Write out the entries below once more, exactly, with the pictures left out.

§ INPUT MATERIAL

§

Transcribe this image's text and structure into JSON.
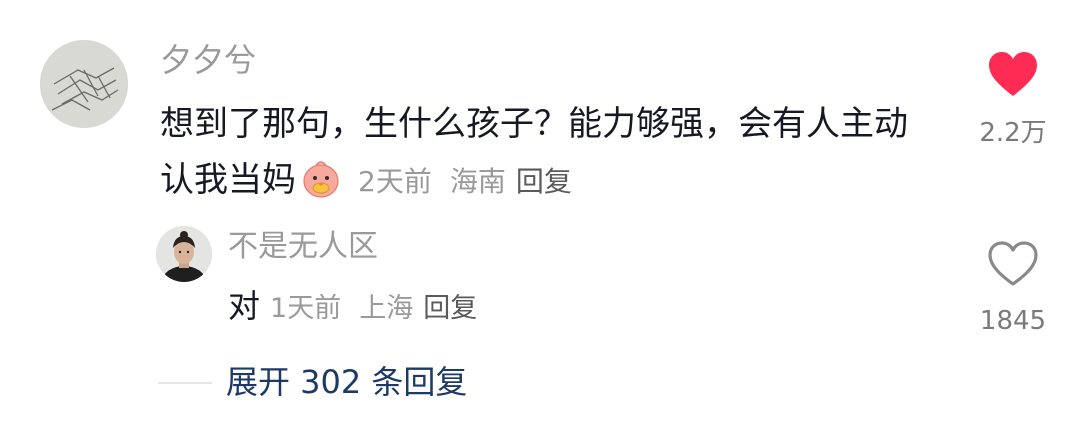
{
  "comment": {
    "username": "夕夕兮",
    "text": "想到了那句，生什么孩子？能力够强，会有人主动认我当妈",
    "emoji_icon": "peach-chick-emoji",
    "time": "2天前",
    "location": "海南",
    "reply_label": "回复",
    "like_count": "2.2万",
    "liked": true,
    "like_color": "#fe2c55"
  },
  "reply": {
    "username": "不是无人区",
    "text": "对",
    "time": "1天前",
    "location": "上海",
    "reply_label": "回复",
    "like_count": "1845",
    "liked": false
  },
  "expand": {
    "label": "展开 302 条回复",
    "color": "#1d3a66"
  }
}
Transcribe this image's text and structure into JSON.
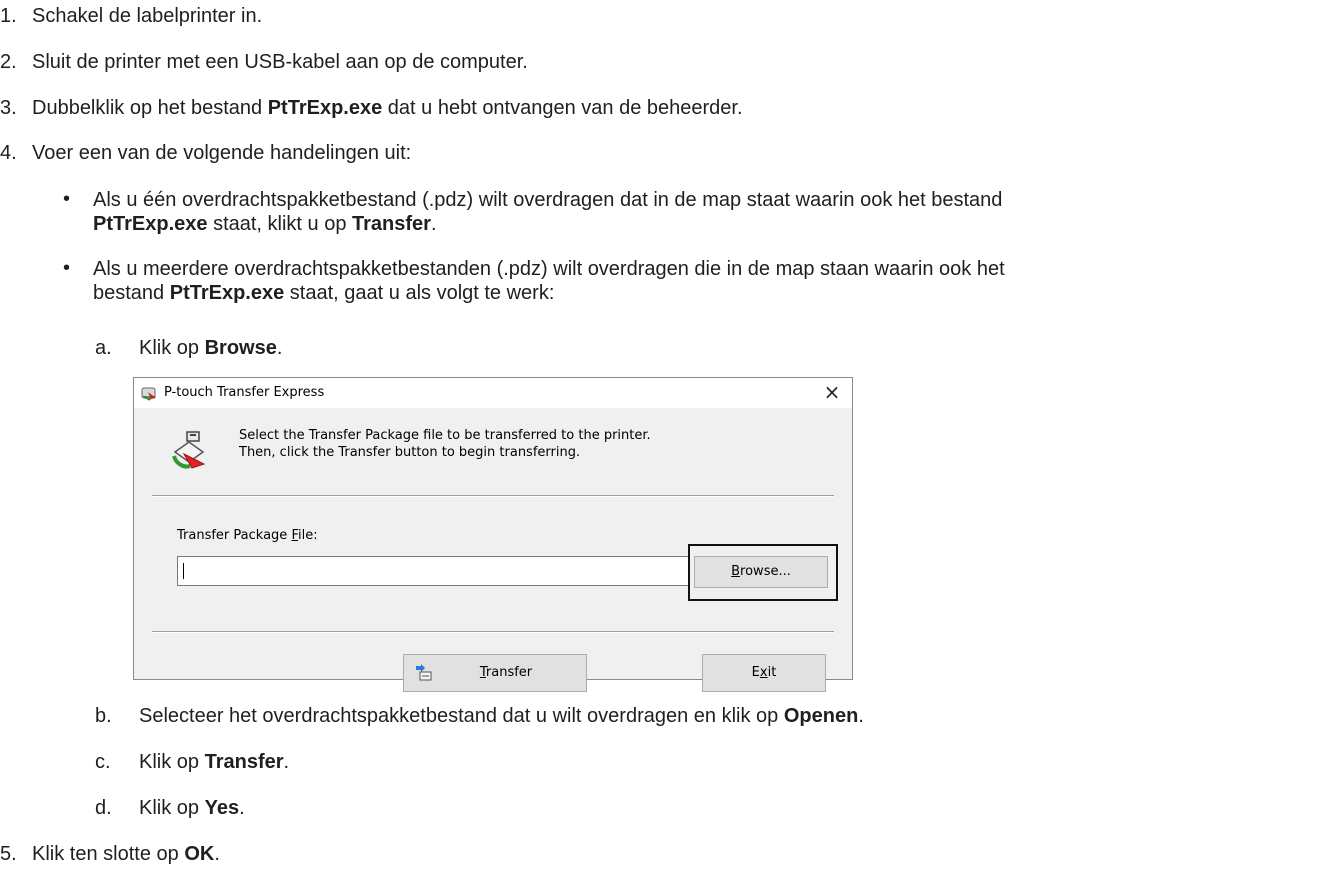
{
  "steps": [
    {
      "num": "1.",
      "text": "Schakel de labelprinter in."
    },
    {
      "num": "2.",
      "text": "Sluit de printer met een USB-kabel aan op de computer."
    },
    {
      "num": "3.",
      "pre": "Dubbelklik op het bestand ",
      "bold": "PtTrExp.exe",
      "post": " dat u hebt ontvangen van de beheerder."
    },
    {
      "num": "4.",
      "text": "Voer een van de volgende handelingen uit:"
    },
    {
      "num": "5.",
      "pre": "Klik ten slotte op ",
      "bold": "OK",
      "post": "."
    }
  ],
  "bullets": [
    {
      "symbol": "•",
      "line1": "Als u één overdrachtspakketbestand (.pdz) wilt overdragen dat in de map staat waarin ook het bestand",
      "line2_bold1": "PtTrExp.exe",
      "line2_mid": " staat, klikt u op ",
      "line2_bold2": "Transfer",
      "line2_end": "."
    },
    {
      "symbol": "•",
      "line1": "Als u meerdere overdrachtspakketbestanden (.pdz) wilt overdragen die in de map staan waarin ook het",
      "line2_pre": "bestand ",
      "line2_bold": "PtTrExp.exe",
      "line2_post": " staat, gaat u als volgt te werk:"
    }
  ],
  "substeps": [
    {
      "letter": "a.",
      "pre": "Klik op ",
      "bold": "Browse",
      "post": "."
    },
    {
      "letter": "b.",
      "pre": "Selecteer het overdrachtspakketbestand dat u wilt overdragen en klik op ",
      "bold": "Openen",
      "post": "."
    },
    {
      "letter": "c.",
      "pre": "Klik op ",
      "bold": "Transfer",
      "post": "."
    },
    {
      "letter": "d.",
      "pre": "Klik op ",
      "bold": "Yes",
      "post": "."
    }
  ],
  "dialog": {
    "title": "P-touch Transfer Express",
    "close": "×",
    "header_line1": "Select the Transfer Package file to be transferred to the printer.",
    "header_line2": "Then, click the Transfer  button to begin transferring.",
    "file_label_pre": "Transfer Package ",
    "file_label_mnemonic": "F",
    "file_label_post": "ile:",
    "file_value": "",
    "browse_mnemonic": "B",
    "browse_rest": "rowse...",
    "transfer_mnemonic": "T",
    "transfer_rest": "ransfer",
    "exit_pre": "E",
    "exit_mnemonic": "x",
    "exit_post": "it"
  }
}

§

§ TASK SOLUTION
Transcribe this image's text and structure into JSON.
{
  "comment": {
    "username": "夕夕兮",
    "text": "想到了那句，生什么孩子？能力够强，会有人主动认我当妈",
    "emoji_icon": "peach-chick-emoji",
    "time": "2天前",
    "location": "海南",
    "reply_label": "回复",
    "like_count": "2.2万",
    "liked": true,
    "like_color": "#fe2c55"
  },
  "reply": {
    "username": "不是无人区",
    "text": "对",
    "time": "1天前",
    "location": "上海",
    "reply_label": "回复",
    "like_count": "1845",
    "liked": false
  },
  "expand": {
    "label": "展开 302 条回复",
    "color": "#1d3a66"
  }
}
Transcribe this image's text and structure into JSON.
{
  "steps": [
    {
      "num": "1.",
      "text": "Schakel de labelprinter in."
    },
    {
      "num": "2.",
      "text": "Sluit de printer met een USB-kabel aan op de computer."
    },
    {
      "num": "3.",
      "pre": "Dubbelklik op het bestand ",
      "bold": "PtTrExp.exe",
      "post": " dat u hebt ontvangen van de beheerder."
    },
    {
      "num": "4.",
      "text": "Voer een van de volgende handelingen uit:"
    },
    {
      "num": "5.",
      "pre": "Klik ten slotte op ",
      "bold": "OK",
      "post": "."
    }
  ],
  "bullets": [
    {
      "symbol": "•",
      "line1": "Als u één overdrachtspakketbestand (.pdz) wilt overdragen dat in de map staat waarin ook het bestand",
      "line2_bold1": "PtTrExp.exe",
      "line2_mid": " staat, klikt u op ",
      "line2_bold2": "Transfer",
      "line2_end": "."
    },
    {
      "symbol": "•",
      "line1": "Als u meerdere overdrachtspakketbestanden (.pdz) wilt overdragen die in de map staan waarin ook het",
      "line2_pre": "bestand ",
      "line2_bold": "PtTrExp.exe",
      "line2_post": " staat, gaat u als volgt te werk:"
    }
  ],
  "substeps": [
    {
      "letter": "a.",
      "pre": "Klik op ",
      "bold": "Browse",
      "post": "."
    },
    {
      "letter": "b.",
      "pre": "Selecteer het overdrachtspakketbestand dat u wilt overdragen en klik op ",
      "bold": "Openen",
      "post": "."
    },
    {
      "letter": "c.",
      "pre": "Klik op ",
      "bold": "Transfer",
      "post": "."
    },
    {
      "letter": "d.",
      "pre": "Klik op ",
      "bold": "Yes",
      "post": "."
    }
  ],
  "dialog": {
    "title": "P-touch Transfer Express",
    "close": "×",
    "header_line1": "Select the Transfer Package file to be transferred to the printer.",
    "header_line2": "Then, click the Transfer  button to begin transferring.",
    "file_label_pre": "Transfer Package ",
    "file_label_mnemonic": "F",
    "file_label_post": "ile:",
    "file_value": "",
    "browse_mnemonic": "B",
    "browse_rest": "rowse...",
    "transfer_mnemonic": "T",
    "transfer_rest": "ransfer",
    "exit_pre": "E",
    "exit_mnemonic": "x",
    "exit_post": "it"
  }
}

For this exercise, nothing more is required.